§ **Work order**: In the material below, some lines may hold the word "JSON"; state how many do, giving only the number.

§ **Information supplied**:
+ + + + +

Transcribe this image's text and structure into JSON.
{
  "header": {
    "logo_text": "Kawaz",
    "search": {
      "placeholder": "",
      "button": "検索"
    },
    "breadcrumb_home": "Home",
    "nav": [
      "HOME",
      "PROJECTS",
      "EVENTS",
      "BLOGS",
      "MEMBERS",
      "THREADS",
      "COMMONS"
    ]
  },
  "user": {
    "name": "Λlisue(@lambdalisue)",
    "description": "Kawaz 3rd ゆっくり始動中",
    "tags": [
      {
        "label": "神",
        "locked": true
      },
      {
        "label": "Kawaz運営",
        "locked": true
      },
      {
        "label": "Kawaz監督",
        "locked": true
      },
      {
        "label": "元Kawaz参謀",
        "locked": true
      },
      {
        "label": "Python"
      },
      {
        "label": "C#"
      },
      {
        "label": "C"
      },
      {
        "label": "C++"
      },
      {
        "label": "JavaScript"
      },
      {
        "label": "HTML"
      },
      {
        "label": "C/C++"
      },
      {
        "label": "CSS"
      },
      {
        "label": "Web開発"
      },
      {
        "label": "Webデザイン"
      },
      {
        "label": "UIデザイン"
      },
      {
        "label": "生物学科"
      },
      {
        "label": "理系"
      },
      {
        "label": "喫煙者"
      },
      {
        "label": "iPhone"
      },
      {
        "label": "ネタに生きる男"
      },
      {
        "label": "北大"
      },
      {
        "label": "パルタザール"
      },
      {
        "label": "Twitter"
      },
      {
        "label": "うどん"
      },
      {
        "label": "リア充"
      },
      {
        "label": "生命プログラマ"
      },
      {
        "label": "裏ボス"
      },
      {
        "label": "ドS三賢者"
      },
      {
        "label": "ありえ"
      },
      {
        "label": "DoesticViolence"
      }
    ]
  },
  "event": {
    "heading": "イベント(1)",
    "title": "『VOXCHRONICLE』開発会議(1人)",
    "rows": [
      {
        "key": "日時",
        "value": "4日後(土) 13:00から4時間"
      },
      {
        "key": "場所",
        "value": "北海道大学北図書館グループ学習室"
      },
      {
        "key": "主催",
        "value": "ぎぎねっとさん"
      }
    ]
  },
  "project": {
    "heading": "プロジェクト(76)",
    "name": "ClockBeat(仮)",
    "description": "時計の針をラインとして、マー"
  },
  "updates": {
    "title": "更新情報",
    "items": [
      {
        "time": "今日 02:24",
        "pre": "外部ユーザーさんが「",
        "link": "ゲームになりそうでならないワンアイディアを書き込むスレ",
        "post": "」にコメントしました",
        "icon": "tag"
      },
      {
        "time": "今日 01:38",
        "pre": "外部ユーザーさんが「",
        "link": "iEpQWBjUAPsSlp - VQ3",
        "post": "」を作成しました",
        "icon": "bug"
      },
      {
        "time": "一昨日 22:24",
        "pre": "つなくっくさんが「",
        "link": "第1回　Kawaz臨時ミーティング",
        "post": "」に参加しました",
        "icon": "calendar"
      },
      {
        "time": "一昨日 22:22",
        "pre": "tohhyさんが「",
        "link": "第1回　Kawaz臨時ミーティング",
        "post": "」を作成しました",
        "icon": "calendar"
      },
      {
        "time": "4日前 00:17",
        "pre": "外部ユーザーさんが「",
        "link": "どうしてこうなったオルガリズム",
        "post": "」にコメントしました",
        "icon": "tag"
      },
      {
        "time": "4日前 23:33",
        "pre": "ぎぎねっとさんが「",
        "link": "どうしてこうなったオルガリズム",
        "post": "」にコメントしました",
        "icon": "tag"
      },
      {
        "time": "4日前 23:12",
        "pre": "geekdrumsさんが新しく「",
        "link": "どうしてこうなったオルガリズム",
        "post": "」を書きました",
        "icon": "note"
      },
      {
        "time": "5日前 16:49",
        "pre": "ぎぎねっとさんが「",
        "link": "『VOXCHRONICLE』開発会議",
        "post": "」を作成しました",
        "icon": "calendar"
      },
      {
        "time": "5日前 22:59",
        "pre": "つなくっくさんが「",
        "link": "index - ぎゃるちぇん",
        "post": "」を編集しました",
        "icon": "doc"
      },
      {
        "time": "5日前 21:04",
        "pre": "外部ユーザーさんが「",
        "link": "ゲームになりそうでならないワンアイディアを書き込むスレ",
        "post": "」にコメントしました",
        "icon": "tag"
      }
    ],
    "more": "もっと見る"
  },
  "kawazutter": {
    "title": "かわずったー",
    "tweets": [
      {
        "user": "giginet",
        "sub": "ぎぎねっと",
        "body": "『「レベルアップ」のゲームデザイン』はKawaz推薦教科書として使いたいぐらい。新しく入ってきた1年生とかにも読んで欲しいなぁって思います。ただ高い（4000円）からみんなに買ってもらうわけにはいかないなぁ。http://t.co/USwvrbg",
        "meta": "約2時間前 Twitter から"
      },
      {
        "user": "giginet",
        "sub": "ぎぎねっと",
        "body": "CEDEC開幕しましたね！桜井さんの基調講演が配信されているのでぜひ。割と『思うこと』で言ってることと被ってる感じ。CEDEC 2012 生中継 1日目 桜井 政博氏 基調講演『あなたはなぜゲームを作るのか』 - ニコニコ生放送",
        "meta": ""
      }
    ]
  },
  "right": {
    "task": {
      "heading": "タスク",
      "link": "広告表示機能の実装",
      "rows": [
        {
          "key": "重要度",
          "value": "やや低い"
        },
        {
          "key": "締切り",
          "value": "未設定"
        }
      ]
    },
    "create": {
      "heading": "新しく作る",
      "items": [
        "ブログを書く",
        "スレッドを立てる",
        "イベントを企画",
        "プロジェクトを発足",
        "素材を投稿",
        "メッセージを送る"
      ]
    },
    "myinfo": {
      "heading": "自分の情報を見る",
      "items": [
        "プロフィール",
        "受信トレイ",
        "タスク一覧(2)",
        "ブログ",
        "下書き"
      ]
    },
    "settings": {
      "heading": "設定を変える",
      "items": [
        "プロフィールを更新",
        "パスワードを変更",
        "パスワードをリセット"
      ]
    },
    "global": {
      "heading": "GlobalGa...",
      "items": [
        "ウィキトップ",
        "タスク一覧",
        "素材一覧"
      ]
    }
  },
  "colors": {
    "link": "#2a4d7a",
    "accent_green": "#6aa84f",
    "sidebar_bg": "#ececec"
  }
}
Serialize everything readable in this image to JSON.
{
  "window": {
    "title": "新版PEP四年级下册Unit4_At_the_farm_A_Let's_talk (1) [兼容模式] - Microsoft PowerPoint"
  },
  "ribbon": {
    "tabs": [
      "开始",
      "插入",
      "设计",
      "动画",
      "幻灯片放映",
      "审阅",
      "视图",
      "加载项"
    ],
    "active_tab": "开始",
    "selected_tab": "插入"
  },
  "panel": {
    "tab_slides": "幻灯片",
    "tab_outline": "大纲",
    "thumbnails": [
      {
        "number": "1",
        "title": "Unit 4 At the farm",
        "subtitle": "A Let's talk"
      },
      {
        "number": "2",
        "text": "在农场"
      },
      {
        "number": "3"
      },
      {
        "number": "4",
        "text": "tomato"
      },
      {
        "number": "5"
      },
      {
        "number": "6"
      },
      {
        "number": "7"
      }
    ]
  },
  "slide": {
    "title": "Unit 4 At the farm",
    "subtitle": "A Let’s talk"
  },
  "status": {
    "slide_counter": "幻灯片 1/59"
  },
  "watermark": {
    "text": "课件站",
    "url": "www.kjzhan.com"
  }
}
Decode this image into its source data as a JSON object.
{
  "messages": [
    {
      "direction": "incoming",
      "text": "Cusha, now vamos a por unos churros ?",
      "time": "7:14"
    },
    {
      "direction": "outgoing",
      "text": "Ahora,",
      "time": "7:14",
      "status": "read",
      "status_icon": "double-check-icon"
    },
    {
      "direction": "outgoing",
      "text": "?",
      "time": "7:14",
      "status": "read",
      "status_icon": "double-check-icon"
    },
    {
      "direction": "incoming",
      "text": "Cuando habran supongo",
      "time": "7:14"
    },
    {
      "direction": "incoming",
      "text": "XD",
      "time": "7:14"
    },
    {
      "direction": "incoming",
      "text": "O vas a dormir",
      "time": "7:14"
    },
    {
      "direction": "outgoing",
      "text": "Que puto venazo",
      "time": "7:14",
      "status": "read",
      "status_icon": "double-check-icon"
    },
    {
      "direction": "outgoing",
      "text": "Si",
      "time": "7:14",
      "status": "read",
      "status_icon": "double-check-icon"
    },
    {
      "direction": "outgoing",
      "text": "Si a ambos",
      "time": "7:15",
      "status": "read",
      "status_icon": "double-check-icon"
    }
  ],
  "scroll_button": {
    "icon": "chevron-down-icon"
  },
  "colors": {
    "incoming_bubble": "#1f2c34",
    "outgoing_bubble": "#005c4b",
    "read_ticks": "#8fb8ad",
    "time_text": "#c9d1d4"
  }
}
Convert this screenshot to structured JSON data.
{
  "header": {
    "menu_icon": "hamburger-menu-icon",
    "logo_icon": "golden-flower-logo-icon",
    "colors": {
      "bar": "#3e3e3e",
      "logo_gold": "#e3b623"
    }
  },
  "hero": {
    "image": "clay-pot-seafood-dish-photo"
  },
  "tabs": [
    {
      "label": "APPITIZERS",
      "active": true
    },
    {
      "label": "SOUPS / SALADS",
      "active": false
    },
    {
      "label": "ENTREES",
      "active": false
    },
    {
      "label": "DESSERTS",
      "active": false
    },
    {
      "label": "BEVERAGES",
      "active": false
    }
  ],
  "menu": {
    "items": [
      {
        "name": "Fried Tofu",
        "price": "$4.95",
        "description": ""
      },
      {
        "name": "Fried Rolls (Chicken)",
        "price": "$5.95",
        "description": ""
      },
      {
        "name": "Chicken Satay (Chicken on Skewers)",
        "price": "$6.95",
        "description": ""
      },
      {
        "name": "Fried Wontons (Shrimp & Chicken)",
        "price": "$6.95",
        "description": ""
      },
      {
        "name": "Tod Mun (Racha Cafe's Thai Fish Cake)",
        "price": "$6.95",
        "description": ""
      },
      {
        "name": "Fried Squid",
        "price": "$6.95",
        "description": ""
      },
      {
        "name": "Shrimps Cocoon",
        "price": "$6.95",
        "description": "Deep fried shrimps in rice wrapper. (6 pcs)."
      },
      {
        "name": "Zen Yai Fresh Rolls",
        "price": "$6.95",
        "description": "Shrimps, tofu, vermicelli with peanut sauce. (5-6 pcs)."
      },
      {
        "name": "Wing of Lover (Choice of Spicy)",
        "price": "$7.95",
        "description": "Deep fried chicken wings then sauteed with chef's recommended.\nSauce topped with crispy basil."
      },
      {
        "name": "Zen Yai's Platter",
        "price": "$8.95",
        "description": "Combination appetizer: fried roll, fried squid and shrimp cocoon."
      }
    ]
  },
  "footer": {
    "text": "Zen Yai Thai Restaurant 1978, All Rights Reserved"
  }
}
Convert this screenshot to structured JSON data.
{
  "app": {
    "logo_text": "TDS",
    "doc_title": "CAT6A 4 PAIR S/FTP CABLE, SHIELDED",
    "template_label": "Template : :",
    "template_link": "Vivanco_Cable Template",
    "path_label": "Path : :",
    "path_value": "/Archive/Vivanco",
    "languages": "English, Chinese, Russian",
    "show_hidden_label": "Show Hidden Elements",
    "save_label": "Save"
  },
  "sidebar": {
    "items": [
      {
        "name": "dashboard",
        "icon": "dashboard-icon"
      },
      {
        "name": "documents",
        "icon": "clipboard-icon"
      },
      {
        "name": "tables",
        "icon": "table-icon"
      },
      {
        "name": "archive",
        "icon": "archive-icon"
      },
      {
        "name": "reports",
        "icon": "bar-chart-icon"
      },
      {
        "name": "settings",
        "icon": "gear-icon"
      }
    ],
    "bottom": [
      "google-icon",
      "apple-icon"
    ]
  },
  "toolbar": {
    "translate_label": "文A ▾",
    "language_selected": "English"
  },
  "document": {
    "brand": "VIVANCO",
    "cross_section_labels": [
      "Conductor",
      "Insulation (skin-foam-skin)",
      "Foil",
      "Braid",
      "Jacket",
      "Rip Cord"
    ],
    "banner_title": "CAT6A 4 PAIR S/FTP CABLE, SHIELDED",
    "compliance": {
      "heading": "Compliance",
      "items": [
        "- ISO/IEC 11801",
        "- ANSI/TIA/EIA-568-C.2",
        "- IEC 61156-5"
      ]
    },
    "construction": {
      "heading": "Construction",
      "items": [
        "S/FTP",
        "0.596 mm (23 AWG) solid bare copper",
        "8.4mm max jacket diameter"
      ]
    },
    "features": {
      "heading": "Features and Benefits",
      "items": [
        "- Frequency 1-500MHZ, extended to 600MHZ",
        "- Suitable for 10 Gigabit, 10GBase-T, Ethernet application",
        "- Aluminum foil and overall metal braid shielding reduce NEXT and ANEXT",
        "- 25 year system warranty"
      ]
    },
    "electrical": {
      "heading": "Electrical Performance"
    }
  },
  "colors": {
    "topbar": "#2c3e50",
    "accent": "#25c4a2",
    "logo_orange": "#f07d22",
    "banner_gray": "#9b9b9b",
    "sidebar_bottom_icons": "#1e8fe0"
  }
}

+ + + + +

§ **Response area**: 5